Saturday, July 28, 2007

Urban Decay


In my last post I said there was something to the argument that poorer areas in places like Cairo are somehow more ‘authentic.’ So why exactly do some people (like me) find these sorts of places so interesting? There is something about the winding alleys and cramped spaces that gives a neighborhood more character than the efficient, modern grid-based system of many North American cities. The accumulated wear of countless lives lived out walking up the same stairs, opening the same doors and being confined to the same dark rooms makes these places seem, if not exactly more natural, at least more ‘real.’ People who live here have to make the most of what little they’ve got and have very little choice in how they will live their lives. The more affluent are insulated against these necessities. It seems to me that part of what is impressive about these places is that life persists in them in the face of such adverse conditions – we like to see ‘how they live.’ As I’ve mentioned before, I think this is intriguing for Westerners because of a sort of Romantic attraction for whatever seems more rooted in the earth and closer to necessity. However, much the way some Italians might be irritated when someone identifies the real Italy and real Italians with the backwards and corrupt parts of Sicily rather than with Rome or Milan, this attitude can be quite annoying to people who live in these countries (Egypt in this case). It’s difficult for them to understand why so many people from the West focus on poverty rather than on their country’s achievements and their ore beautiful aspects.
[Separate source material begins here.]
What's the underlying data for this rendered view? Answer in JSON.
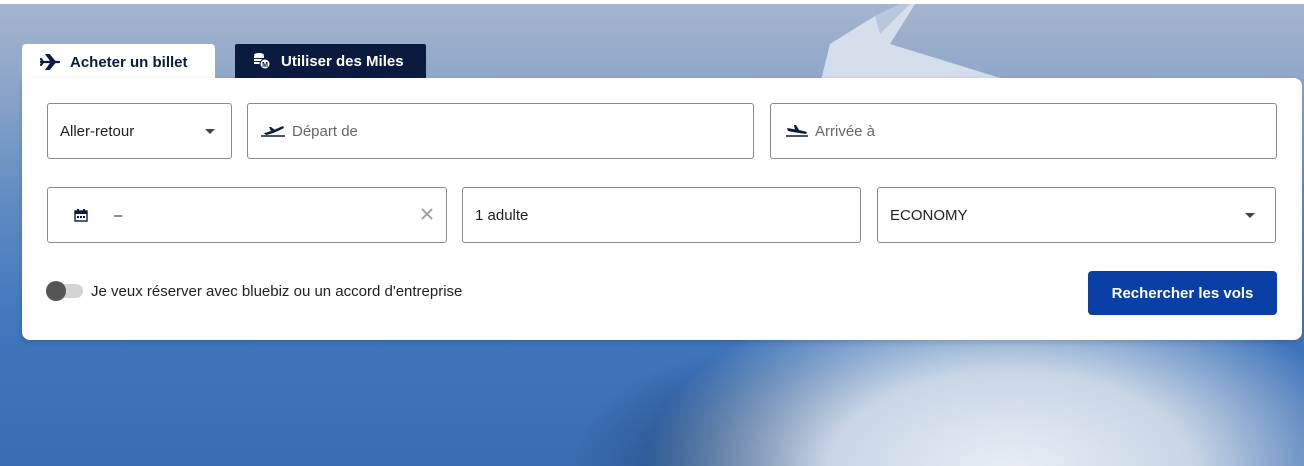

On the other hand, it is important to try to understand where these notions come from since they may point to something we lack in modern life. Perhaps a certain lack of awareness of necessity? Perhaps a lack of enchantment?

Wishing for enchantment though is tricky business. I would never want to live in these places - although many who do live there would gladly come live where I do. But there is another side to enchantment that is also largely lacking in the West today. Walking through these crowded dusty alleys in Cairo you come across truly extraordinary mosques and other buildings, some of which are over 1000 years old and on a scale that rivals the large churches of Europe (none of which were built recently). These are examples of mankind’s highest achievements and stand in marked contrast to the squalor surrounding them. What exactly have we lost that prevents us from creating such things?



Chris McClure

1 comment:

L said...

Perhaps what we've lost involves that respect for death as something that is, at some level, unknowable (the place for myth and ignorance and the divinity that that points to).